Researchers at the Institute will look at all elements of air transport - from fuel and aircraft design to airport infrastructure, air traffic control and aviation policy - to support the aviation industry’s transition to zero pollution.The £25m donation has been made by aeronautical engineering alumnus Brahmal Vasudevan, founder and CEO of private equity firm Creador, and his wife Shanthi Kandiah, founder of legal firm SK Chambers.
In a statement, Professor Alice Gast, president of Imperial College London, said: “We are deeply grateful to Brahmal and Shanthi for their generosity and vision. They have provided us with an unprecedented opportunity to take on one of the greatest challenges in the fight against climate change. Brahmal Vasudevan Institute for Sustainable Aviation will focus Imperial’s world-class research, recently ranked top in the UK, on the grand challenge of low-carbon flight. Translating scientific breakthroughs for societal benefit is Imperial’s mission, and this Institute will empower our researchers to collaborate, innovate and pursue new ideas across fields. The benefits of this work will be felt for generations.” Brahmal Vasudevan’s previous support includes a £1.25m donation to establish the Brahmal Vasudevan Multi-Terrain Aerial Robotics Arena in the Department of Aeronautics. Vasudevan said: “Moving towards zero pollution is a mammoth task and aviation, in particular, is a complicated sector to decarbonise. Tackling the problem in a systematic and coherent way to achieve the goal of a net-zero, sustainable economy requires high levels of eco-innovation to succeed.

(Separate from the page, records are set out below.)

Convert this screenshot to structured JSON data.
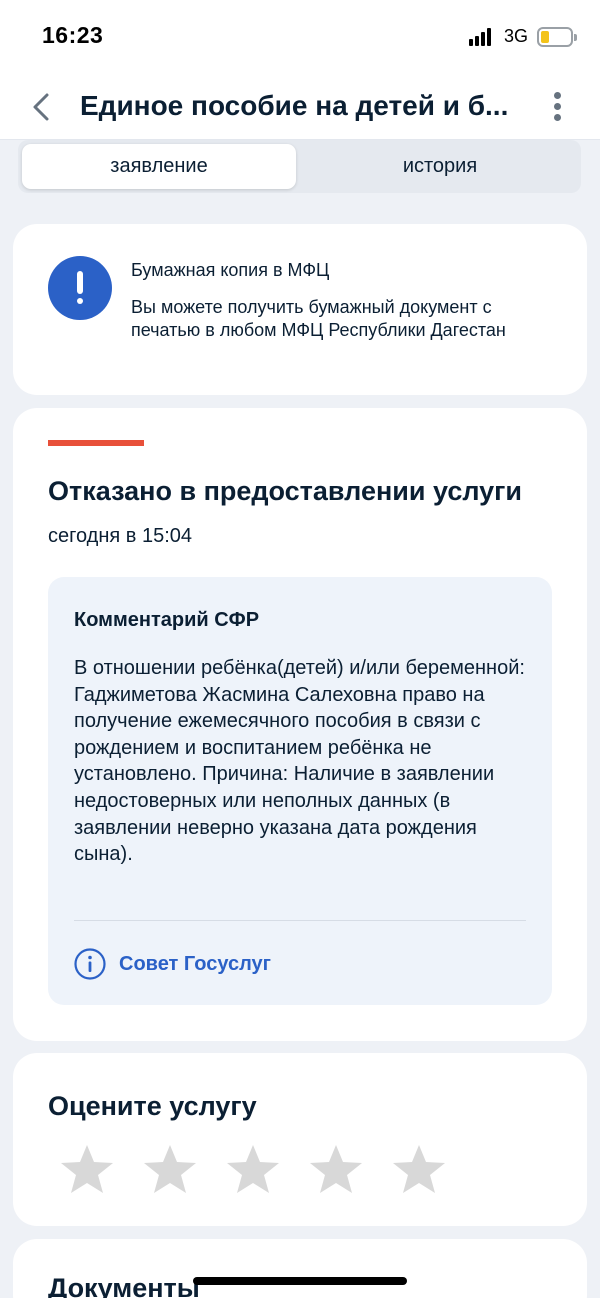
{
  "status_bar": {
    "time": "16:23",
    "network": "3G",
    "battery_level": 0.2
  },
  "header": {
    "title": "Единое пособие на детей и б...",
    "back_icon": "chevron-left-icon",
    "menu_icon": "more-vertical-icon"
  },
  "tabs": [
    {
      "label": "заявление",
      "active": true
    },
    {
      "label": "история",
      "active": false
    }
  ],
  "info_card": {
    "icon": "exclamation-icon",
    "title": "Бумажная копия в МФЦ",
    "text": "Вы можете получить бумажный документ с печатью в любом МФЦ Республики Дагестан"
  },
  "status_card": {
    "title": "Отказано в предоставлении услуги",
    "time": "сегодня в 15:04",
    "status_color": "#e8503a",
    "comment": {
      "title": "Комментарий СФР",
      "text": "В отношении ребёнка(детей) и/или беременной: Гаджиметова Жасмина Салеховна право на получение ежемесячного пособия в связи с рождением и воспитанием ребёнка не установлено. Причина: Наличие в заявлении недостоверных или неполных данных (в заявлении неверно указана дата рождения сына).",
      "tip_label": "Совет Госуслуг",
      "tip_icon": "info-icon"
    }
  },
  "rating": {
    "title": "Оцените услугу",
    "max_stars": 5,
    "selected": 0,
    "star_color": "#d8d8d8"
  },
  "documents": {
    "title": "Документы"
  },
  "colors": {
    "accent": "#2b61c7",
    "background": "#eef1f6",
    "text": "#0b1f33"
  }
}
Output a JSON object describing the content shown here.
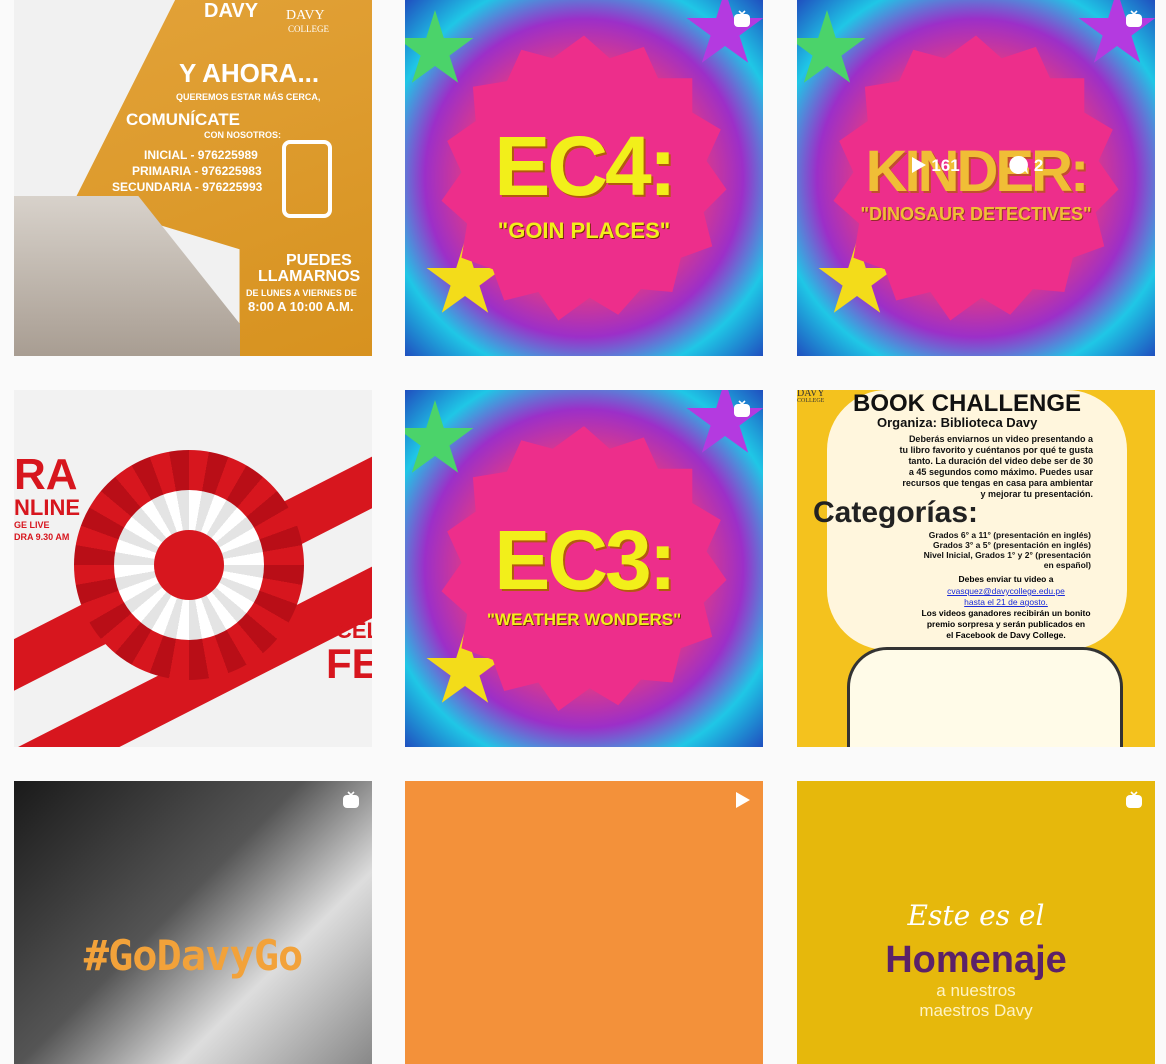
{
  "posts": [
    {
      "davy": "DAVY",
      "college_top": "DAVY",
      "college_bottom": "COLLEGE",
      "headline": "Y AHORA...",
      "subline": "QUEREMOS ESTAR MÁS CERCA,",
      "comunicate": "COMUNÍCATE",
      "con": "CON NOSOTROS:",
      "inicial": "INICIAL - 976225989",
      "primaria": "PRIMARIA - 976225983",
      "secundaria": "SECUNDARIA - 976225993",
      "puedes": "PUEDES",
      "llamarnos": "LLAMARNOS",
      "dias": "DE LUNES A VIERNES DE",
      "horario": "8:00 A 10:00 A.M."
    },
    {
      "title": "EC4:",
      "subtitle": "\"GOIN PLACES\"",
      "badge": "igtv-icon"
    },
    {
      "title": "KINDER:",
      "subtitle": "\"DINOSAUR DETECTIVES\"",
      "plays": "161",
      "comments": "2",
      "badge": "igtv-icon"
    },
    {
      "ra": "RA",
      "online": "NLINE",
      "live": "GE LIVE",
      "hora": "DRA 9.30 AM",
      "cel": "CEL",
      "fe": "FE"
    },
    {
      "title": "EC3:",
      "subtitle": "\"WEATHER WONDERS\"",
      "badge": "igtv-icon"
    },
    {
      "davy_small": "DAVY",
      "college_small": "COLLEGE",
      "title": "BOOK CHALLENGE",
      "organiza": "Organiza: Biblioteca Davy",
      "body1": "Deberás enviarnos  un video  presentando a",
      "body2": "tu libro favorito y cuéntanos por qué te gusta",
      "body3": "tanto. La duración del video debe ser de 30",
      "body4": "a 45 segundos como máximo. Puedes usar",
      "body5": "recursos que tengas en casa para ambientar",
      "body6": "y mejorar tu presentación.",
      "categorias": "Categorías:",
      "cat1": "Grados 6° a 11° (presentación en inglés)",
      "cat2": "Grados 3° a 5°  (presentación en inglés)",
      "cat3": "Nivel Inicial, Grados 1° y 2°  (presentación",
      "cat4": "en español)",
      "enviar": "Debes enviar tu video a",
      "email": "cvasquez@davycollege.edu.pe",
      "hasta": "hasta el 21 de agosto.",
      "gan1": "Los videos ganadores recibirán un bonito",
      "gan2": "premio sorpresa y serán publicados en",
      "gan3": "el Facebook  de Davy College."
    },
    {
      "hashtag": "#GoDavyGo",
      "badge": "igtv-icon"
    },
    {
      "badge": "video-play-icon"
    },
    {
      "line1": "Este es el",
      "line2": "Homenaje",
      "line3": "a nuestros",
      "line4": "maestros Davy",
      "badge": "igtv-icon"
    }
  ],
  "colors": {
    "gold": "#d7921f",
    "pink": "#ed2e8b",
    "yellow": "#f2ef1a",
    "red": "#d7161e",
    "orange": "#f3913a",
    "mustard": "#e6b80c",
    "purple": "#5b2168"
  }
}
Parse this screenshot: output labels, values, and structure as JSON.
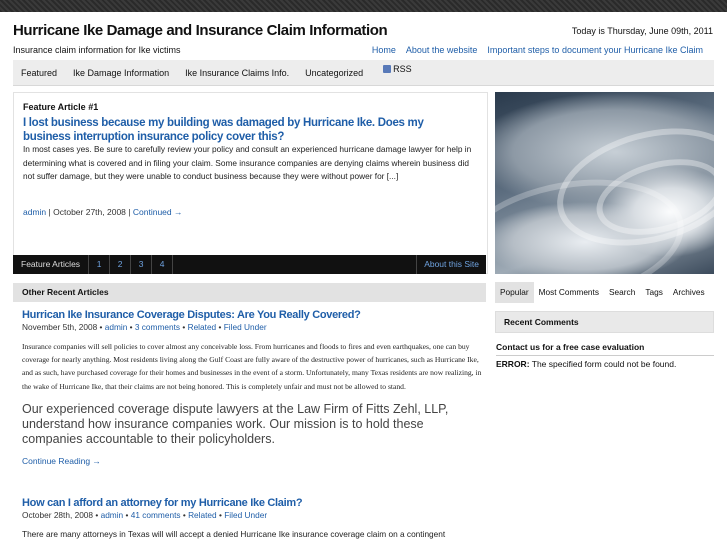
{
  "header": {
    "title": "Hurricane Ike Damage and Insurance Claim Information",
    "tagline": "Insurance claim information for Ike victims",
    "date": "Today is Thursday, June 09th, 2011",
    "links": [
      "Home",
      "About the website",
      "Important steps to document your Hurricane Ike Claim"
    ]
  },
  "nav": {
    "items": [
      "Featured",
      "Ike Damage Information",
      "Ike Insurance Claims Info.",
      "Uncategorized"
    ],
    "rss": "RSS"
  },
  "feature": {
    "label": "Feature Article #1",
    "headline": "I lost business because my building was damaged by Hurricane Ike. Does my business interruption insurance policy cover this?",
    "excerpt": "In most cases yes.  Be sure to carefully review your policy and consult an experienced hurricane damage lawyer for help in determining what is covered and in filing your claim.  Some insurance companies are denying claims wherein business did not suffer damage, but they were unable to conduct business because they were without power for [...]",
    "author": "admin",
    "date": "October 27th, 2008",
    "continued": "Continued →",
    "bar_label": "Feature Articles",
    "pages": [
      "1",
      "2",
      "3",
      "4"
    ],
    "about": "About this Site"
  },
  "other": {
    "heading": "Other Recent Articles",
    "post1": {
      "title": "Hurrican Ike Insurance Coverage Disputes: Are You Really Covered?",
      "date": "November 5th, 2008",
      "author": "admin",
      "comments": "3 comments",
      "related": "Related",
      "filed": "Filed Under",
      "body": "Insurance companies will sell policies to cover almost any conceivable loss. From hurricanes and floods to fires and even earthquakes, one can buy coverage for nearly anything.  Most residents living along the Gulf Coast are fully aware of the destructive power of hurricanes, such as Hurricane Ike, and as such, have purchased coverage for their homes and businesses in the event of a storm. Unfortunately, many Texas residents are now realizing, in the wake of Hurricane Ike, that their claims are not being honored. This is completely unfair and must not be allowed to stand.",
      "big": "Our experienced coverage dispute lawyers at the Law Firm of Fitts Zehl, LLP, understand how insurance companies work. Our mission is to hold these companies accountable to their policyholders.",
      "continue": "Continue Reading →"
    },
    "post2": {
      "title": "How can I afford an attorney for my Hurricane Ike Claim?",
      "date": "October 28th, 2008",
      "author": "admin",
      "comments": "41 comments",
      "related": "Related",
      "filed": "Filed Under",
      "body": "There are many attorneys in Texas will will accept a denied Hurricane Ike insurance coverage claim on a contingent"
    }
  },
  "sidebar": {
    "tabs": [
      "Popular",
      "Most Comments",
      "Search",
      "Tags",
      "Archives"
    ],
    "recent_comments": "Recent Comments",
    "contact": "Contact us for a free case evaluation",
    "error_label": "ERROR:",
    "error_text": "The specified form could not be found."
  }
}
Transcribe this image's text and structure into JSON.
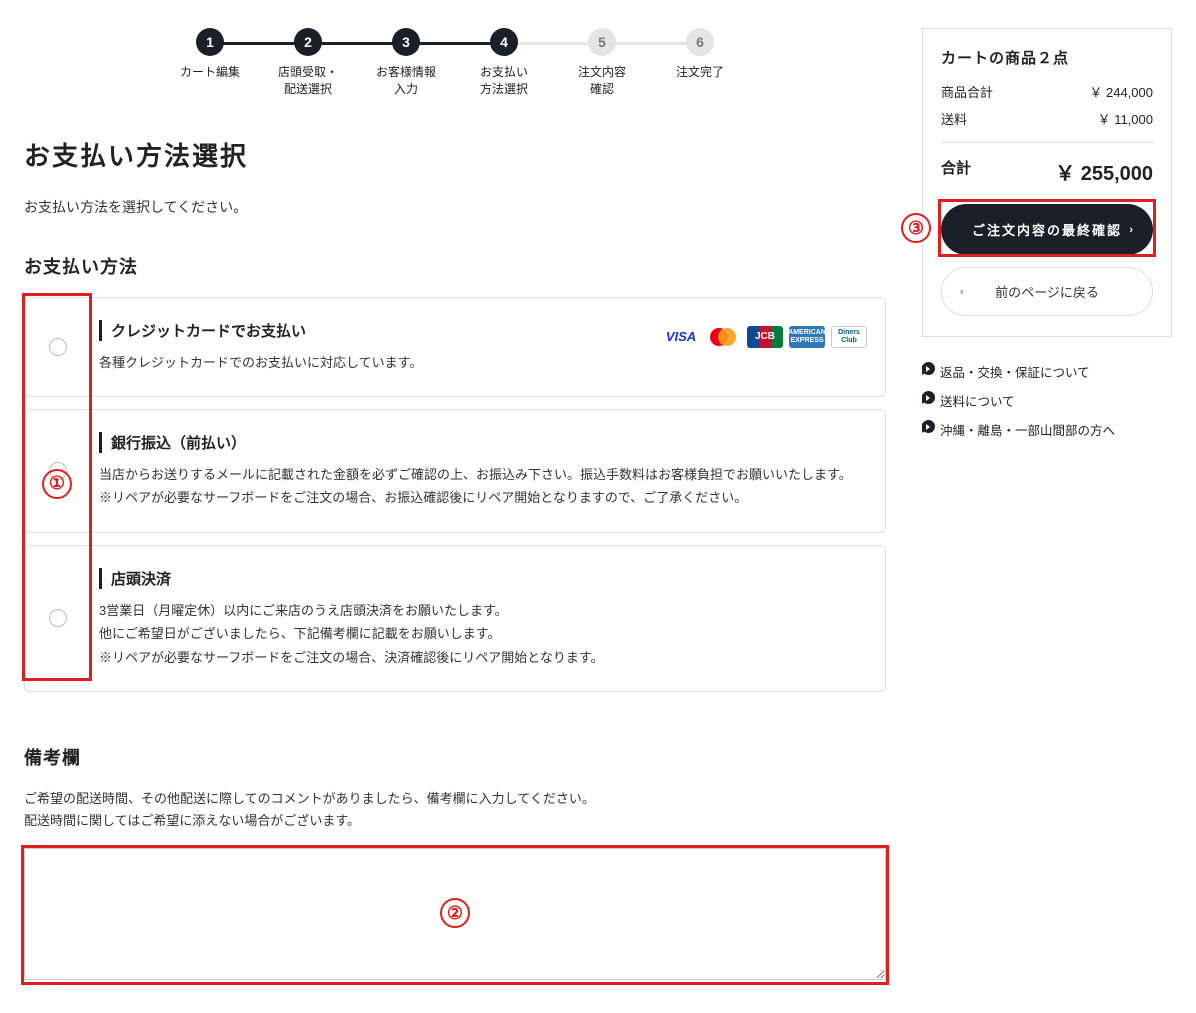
{
  "stepper": [
    {
      "num": "1",
      "label": "カート編集"
    },
    {
      "num": "2",
      "label": "店頭受取・\n配送選択"
    },
    {
      "num": "3",
      "label": "お客様情報\n入力"
    },
    {
      "num": "4",
      "label": "お支払い\n方法選択"
    },
    {
      "num": "5",
      "label": "注文内容\n確認"
    },
    {
      "num": "6",
      "label": "注文完了"
    }
  ],
  "page": {
    "title": "お支払い方法選択",
    "subtitle": "お支払い方法を選択してください。"
  },
  "payment": {
    "heading": "お支払い方法",
    "items": [
      {
        "title": "クレジットカードでお支払い",
        "desc": "各種クレジットカードでのお支払いに対応しています。"
      },
      {
        "title": "銀行振込（前払い）",
        "desc": "当店からお送りするメールに記載された金額を必ずご確認の上、お振込み下さい。振込手数料はお客様負担でお願いいたします。\n※リペアが必要なサーフボードをご注文の場合、お振込確認後にリペア開始となりますので、ご了承ください。"
      },
      {
        "title": "店頭決済",
        "desc": "3営業日（月曜定休）以内にご来店のうえ店頭決済をお願いたします。\n他にご希望日がございましたら、下記備考欄に記載をお願いします。\n※リペアが必要なサーフボードをご注文の場合、決済確認後にリペア開始となります。"
      }
    ]
  },
  "card_brands": [
    "VISA",
    "mastercard",
    "JCB",
    "AMERICAN EXPRESS",
    "Diners Club"
  ],
  "remarks": {
    "heading": "備考欄",
    "desc": "ご希望の配送時間、その他配送に際してのコメントがありましたら、備考欄に入力してください。\n配送時間に関してはご希望に添えない場合がございます。",
    "value": ""
  },
  "summary": {
    "title": "カートの商品２点",
    "subtotal_label": "商品合計",
    "subtotal_value": "￥ 244,000",
    "shipping_label": "送料",
    "shipping_value": "￥ 11,000",
    "total_label": "合計",
    "total_value": "￥ 255,000"
  },
  "buttons": {
    "confirm": "ご注文内容の最終確認",
    "back": "前のページに戻る"
  },
  "links": [
    "返品・交換・保証について",
    "送料について",
    "沖縄・離島・一部山間部の方へ"
  ],
  "callouts": [
    "①",
    "②",
    "③"
  ]
}
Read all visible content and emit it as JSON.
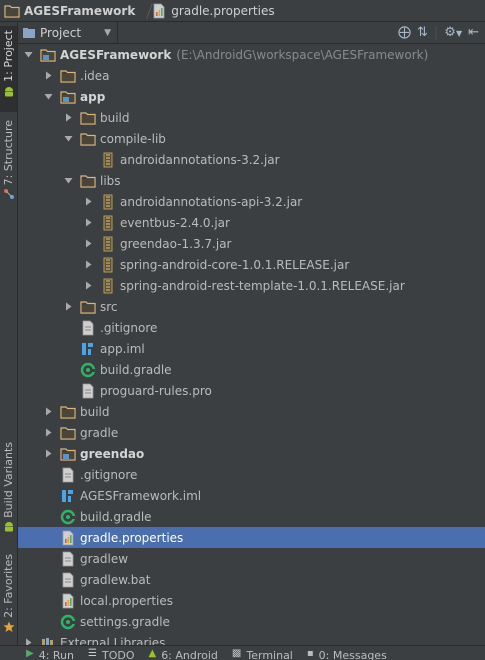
{
  "breadcrumbs": [
    {
      "label": "AGESFramework",
      "icon": "folder-icon",
      "bold": true
    },
    {
      "label": "gradle.properties",
      "icon": "properties-file-icon",
      "bold": false
    }
  ],
  "left_tabs": [
    {
      "label": "1: Project",
      "active": true
    },
    {
      "label": "7: Structure",
      "active": false
    },
    {
      "label": "Build Variants",
      "active": false
    },
    {
      "label": "2: Favorites",
      "active": false
    }
  ],
  "panel": {
    "view_label": "Project",
    "tools": [
      "sync-icon",
      "collapse-all-icon",
      "settings-gear-icon",
      "hide-panel-icon"
    ]
  },
  "tree": [
    {
      "level": 0,
      "arrow": "down",
      "icon": "module",
      "label": "AGESFramework",
      "extra": "(E:\\AndroidG\\workspace\\AGESFramework)",
      "bold": true
    },
    {
      "level": 1,
      "arrow": "right",
      "icon": "folder",
      "label": ".idea"
    },
    {
      "level": 1,
      "arrow": "down",
      "icon": "module",
      "label": "app",
      "bold": true
    },
    {
      "level": 2,
      "arrow": "right",
      "icon": "folder",
      "label": "build"
    },
    {
      "level": 2,
      "arrow": "down",
      "icon": "folder",
      "label": "compile-lib"
    },
    {
      "level": 3,
      "arrow": "none",
      "icon": "jar",
      "label": "androidannotations-3.2.jar"
    },
    {
      "level": 2,
      "arrow": "down",
      "icon": "folder",
      "label": "libs"
    },
    {
      "level": 3,
      "arrow": "right",
      "icon": "jar",
      "label": "androidannotations-api-3.2.jar"
    },
    {
      "level": 3,
      "arrow": "right",
      "icon": "jar",
      "label": "eventbus-2.4.0.jar"
    },
    {
      "level": 3,
      "arrow": "right",
      "icon": "jar",
      "label": "greendao-1.3.7.jar"
    },
    {
      "level": 3,
      "arrow": "right",
      "icon": "jar",
      "label": "spring-android-core-1.0.1.RELEASE.jar"
    },
    {
      "level": 3,
      "arrow": "right",
      "icon": "jar",
      "label": "spring-android-rest-template-1.0.1.RELEASE.jar"
    },
    {
      "level": 2,
      "arrow": "right",
      "icon": "folder",
      "label": "src"
    },
    {
      "level": 2,
      "arrow": "none",
      "icon": "text",
      "label": ".gitignore"
    },
    {
      "level": 2,
      "arrow": "none",
      "icon": "iml",
      "label": "app.iml"
    },
    {
      "level": 2,
      "arrow": "none",
      "icon": "gradle",
      "label": "build.gradle"
    },
    {
      "level": 2,
      "arrow": "none",
      "icon": "text",
      "label": "proguard-rules.pro"
    },
    {
      "level": 1,
      "arrow": "right",
      "icon": "folder",
      "label": "build"
    },
    {
      "level": 1,
      "arrow": "right",
      "icon": "folder",
      "label": "gradle"
    },
    {
      "level": 1,
      "arrow": "right",
      "icon": "module",
      "label": "greendao",
      "bold": true
    },
    {
      "level": 1,
      "arrow": "none",
      "icon": "text",
      "label": ".gitignore"
    },
    {
      "level": 1,
      "arrow": "none",
      "icon": "iml",
      "label": "AGESFramework.iml"
    },
    {
      "level": 1,
      "arrow": "none",
      "icon": "gradle",
      "label": "build.gradle"
    },
    {
      "level": 1,
      "arrow": "none",
      "icon": "properties",
      "label": "gradle.properties",
      "selected": true
    },
    {
      "level": 1,
      "arrow": "none",
      "icon": "text",
      "label": "gradlew"
    },
    {
      "level": 1,
      "arrow": "none",
      "icon": "text",
      "label": "gradlew.bat"
    },
    {
      "level": 1,
      "arrow": "none",
      "icon": "properties",
      "label": "local.properties"
    },
    {
      "level": 1,
      "arrow": "none",
      "icon": "gradle",
      "label": "settings.gradle"
    },
    {
      "level": 0,
      "arrow": "right",
      "icon": "libraries",
      "label": "External Libraries"
    }
  ],
  "bottom_tabs": [
    {
      "label": "4: Run",
      "icon": "run-icon"
    },
    {
      "label": "TODO",
      "icon": "todo-icon"
    },
    {
      "label": "6: Android",
      "icon": "android-icon"
    },
    {
      "label": "Terminal",
      "icon": "terminal-icon"
    },
    {
      "label": "0: Messages",
      "icon": "messages-icon"
    }
  ],
  "colors": {
    "background": "#3c3f41",
    "selection": "#4b6eaf",
    "folder": "#dcb67a",
    "gradle_green": "#2fb368",
    "text": "#bbbbbb"
  }
}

Shanthi and I believe that there is no better institution in the world to drive pioneering work in this field, and we are delighted to support Imperial’s efforts.” Aviation accounts for 2.5 per cent of global CO2 emissions but its overall contribution to climate change is higher because planes affect the concentration of other gases and pollutants in the atmosphere, which causes warming. COP26 saw the International Aviation Climate Ambition Coalition agree to support measures to reduce the sector’s carbon emissions including through a new global goal and promotion of cleaner fuels and technologies.“The
Professor Paul Robinson, head of the Department of Aeronautics, said: “We know that flying is making a direct contribution to climate change. It also affords us many benefits – it brings people together, supports trade, research, economic growth, medical aid, internationalism, and enables connection between remote and urban areas. Urgent changes need to be made, but we must also ensure that the process is done smoothly, fairly and in a way that maintains the economic and social benefits of flying.